(Page and application data records)

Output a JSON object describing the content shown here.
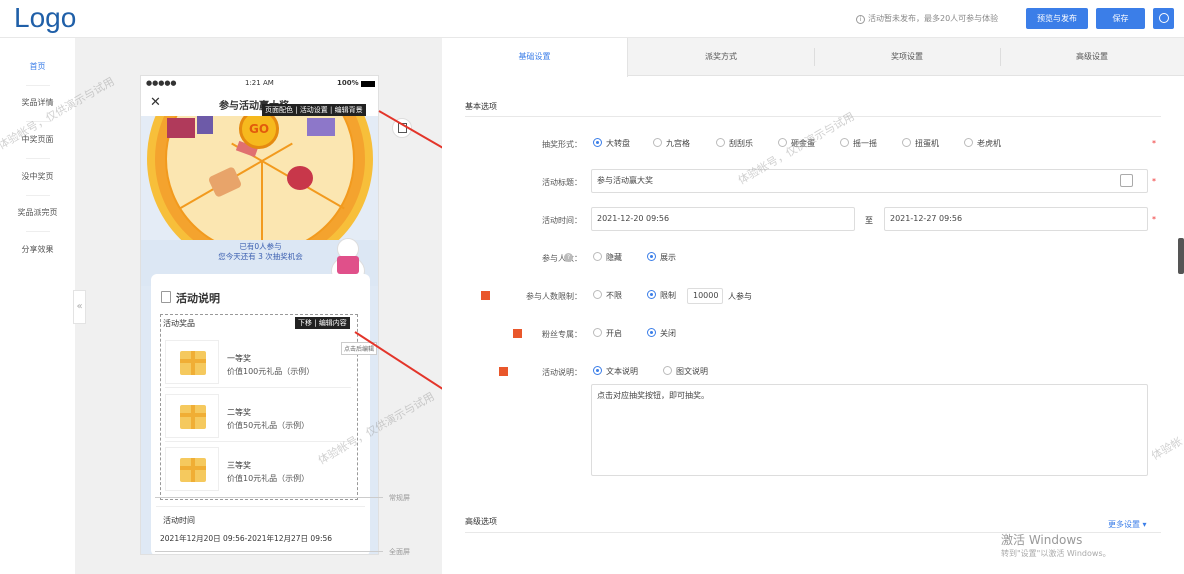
{
  "header": {
    "logo": "Logo",
    "notice": "活动暂未发布，最多20人可参与体验",
    "preview_publish": "预览与发布",
    "save": "保存"
  },
  "sidebar": {
    "items": [
      {
        "label": "首页",
        "active": true
      },
      {
        "label": "奖品详情"
      },
      {
        "label": "中奖页面"
      },
      {
        "label": "没中奖页"
      },
      {
        "label": "奖品派完页"
      },
      {
        "label": "分享效果"
      }
    ],
    "collapse": "«"
  },
  "phone": {
    "status_signal": "●●●●●",
    "status_time": "1:21 AM",
    "status_battery": "100%",
    "close": "✕",
    "title": "参与活动赢大奖",
    "toolbar": [
      "页面配色",
      "活动设置",
      "编辑背景"
    ],
    "go": "GO",
    "participants_line1": "已有0人参与",
    "participants_line2": "您今天还有 3 次抽奖机会",
    "desc_title": "活动说明",
    "prizes_label": "活动奖品",
    "prize_toolbar": [
      "下移",
      "编辑内容"
    ],
    "click_hint": "点击后编辑",
    "prizes": [
      {
        "name": "一等奖",
        "value": "价值100元礼品（示例）"
      },
      {
        "name": "二等奖",
        "value": "价值50元礼品（示例）"
      },
      {
        "name": "三等奖",
        "value": "价值10元礼品（示例）"
      }
    ],
    "time_label": "活动时间",
    "time_value": "2021年12月20日 09:56-2021年12月27日 09:56",
    "normal_screen": "常规屏",
    "full_screen": "全面屏"
  },
  "tabs": [
    {
      "label": "基础设置",
      "active": true
    },
    {
      "label": "派奖方式"
    },
    {
      "label": "奖项设置"
    },
    {
      "label": "高级设置"
    }
  ],
  "form": {
    "basic_section": "基本选项",
    "draw_form_label": "抽奖形式：",
    "draw_forms": [
      {
        "label": "大转盘",
        "checked": true
      },
      {
        "label": "九宫格"
      },
      {
        "label": "刮刮乐"
      },
      {
        "label": "砸金蛋"
      },
      {
        "label": "摇一摇"
      },
      {
        "label": "扭蛋机"
      },
      {
        "label": "老虎机"
      }
    ],
    "title_label": "活动标题：",
    "title_value": "参与活动赢大奖",
    "time_label": "活动时间：",
    "time_start": "2021-12-20 09:56",
    "time_to": "至",
    "time_end": "2021-12-27 09:56",
    "count_label": "参与人数：",
    "count_help": "?",
    "count_opts": [
      {
        "label": "隐藏"
      },
      {
        "label": "展示",
        "checked": true
      }
    ],
    "limit_label": "参与人数限制：",
    "limit_opts": [
      {
        "label": "不限"
      },
      {
        "label": "限制",
        "checked": true
      }
    ],
    "limit_value": "10000",
    "limit_suffix": "人参与",
    "fans_label": "粉丝专属：",
    "fans_opts": [
      {
        "label": "开启"
      },
      {
        "label": "关闭",
        "checked": true
      }
    ],
    "desc_label": "活动说明：",
    "desc_opts": [
      {
        "label": "文本说明",
        "checked": true
      },
      {
        "label": "图文说明"
      }
    ],
    "desc_text": "点击对应抽奖按钮，即可抽奖。",
    "required": "*",
    "advanced_section": "高级选项",
    "more_settings": "更多设置 ▾"
  },
  "watermark": "体验帐号，仅供演示与试用",
  "activation": {
    "line1": "激活 Windows",
    "line2": "转到\"设置\"以激活 Windows。"
  },
  "colors": {
    "accent": "#3b7ee8",
    "arrow": "#e3352a",
    "badge": "#e9572b"
  }
}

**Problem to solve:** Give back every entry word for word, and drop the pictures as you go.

**Solution for this task:**
Output a JSON object describing the content shown here.
{
  "header": {
    "logo": "Logo",
    "notice": "活动暂未发布，最多20人可参与体验",
    "preview_publish": "预览与发布",
    "save": "保存"
  },
  "sidebar": {
    "items": [
      {
        "label": "首页",
        "active": true
      },
      {
        "label": "奖品详情"
      },
      {
        "label": "中奖页面"
      },
      {
        "label": "没中奖页"
      },
      {
        "label": "奖品派完页"
      },
      {
        "label": "分享效果"
      }
    ],
    "collapse": "«"
  },
  "phone": {
    "status_signal": "●●●●●",
    "status_time": "1:21 AM",
    "status_battery": "100%",
    "close": "✕",
    "title": "参与活动赢大奖",
    "toolbar": [
      "页面配色",
      "活动设置",
      "编辑背景"
    ],
    "go": "GO",
    "participants_line1": "已有0人参与",
    "participants_line2": "您今天还有 3 次抽奖机会",
    "desc_title": "活动说明",
    "prizes_label": "活动奖品",
    "prize_toolbar": [
      "下移",
      "编辑内容"
    ],
    "click_hint": "点击后编辑",
    "prizes": [
      {
        "name": "一等奖",
        "value": "价值100元礼品（示例）"
      },
      {
        "name": "二等奖",
        "value": "价值50元礼品（示例）"
      },
      {
        "name": "三等奖",
        "value": "价值10元礼品（示例）"
      }
    ],
    "time_label": "活动时间",
    "time_value": "2021年12月20日 09:56-2021年12月27日 09:56",
    "normal_screen": "常规屏",
    "full_screen": "全面屏"
  },
  "tabs": [
    {
      "label": "基础设置",
      "active": true
    },
    {
      "label": "派奖方式"
    },
    {
      "label": "奖项设置"
    },
    {
      "label": "高级设置"
    }
  ],
  "form": {
    "basic_section": "基本选项",
    "draw_form_label": "抽奖形式：",
    "draw_forms": [
      {
        "label": "大转盘",
        "checked": true
      },
      {
        "label": "九宫格"
      },
      {
        "label": "刮刮乐"
      },
      {
        "label": "砸金蛋"
      },
      {
        "label": "摇一摇"
      },
      {
        "label": "扭蛋机"
      },
      {
        "label": "老虎机"
      }
    ],
    "title_label": "活动标题：",
    "title_value": "参与活动赢大奖",
    "time_label": "活动时间：",
    "time_start": "2021-12-20 09:56",
    "time_to": "至",
    "time_end": "2021-12-27 09:56",
    "count_label": "参与人数：",
    "count_help": "?",
    "count_opts": [
      {
        "label": "隐藏"
      },
      {
        "label": "展示",
        "checked": true
      }
    ],
    "limit_label": "参与人数限制：",
    "limit_opts": [
      {
        "label": "不限"
      },
      {
        "label": "限制",
        "checked": true
      }
    ],
    "limit_value": "10000",
    "limit_suffix": "人参与",
    "fans_label": "粉丝专属：",
    "fans_opts": [
      {
        "label": "开启"
      },
      {
        "label": "关闭",
        "checked": true
      }
    ],
    "desc_label": "活动说明：",
    "desc_opts": [
      {
        "label": "文本说明",
        "checked": true
      },
      {
        "label": "图文说明"
      }
    ],
    "desc_text": "点击对应抽奖按钮，即可抽奖。",
    "required": "*",
    "advanced_section": "高级选项",
    "more_settings": "更多设置 ▾"
  },
  "watermark": "体验帐号，仅供演示与试用",
  "activation": {
    "line1": "激活 Windows",
    "line2": "转到\"设置\"以激活 Windows。"
  },
  "colors": {
    "accent": "#3b7ee8",
    "arrow": "#e3352a",
    "badge": "#e9572b"
  }
}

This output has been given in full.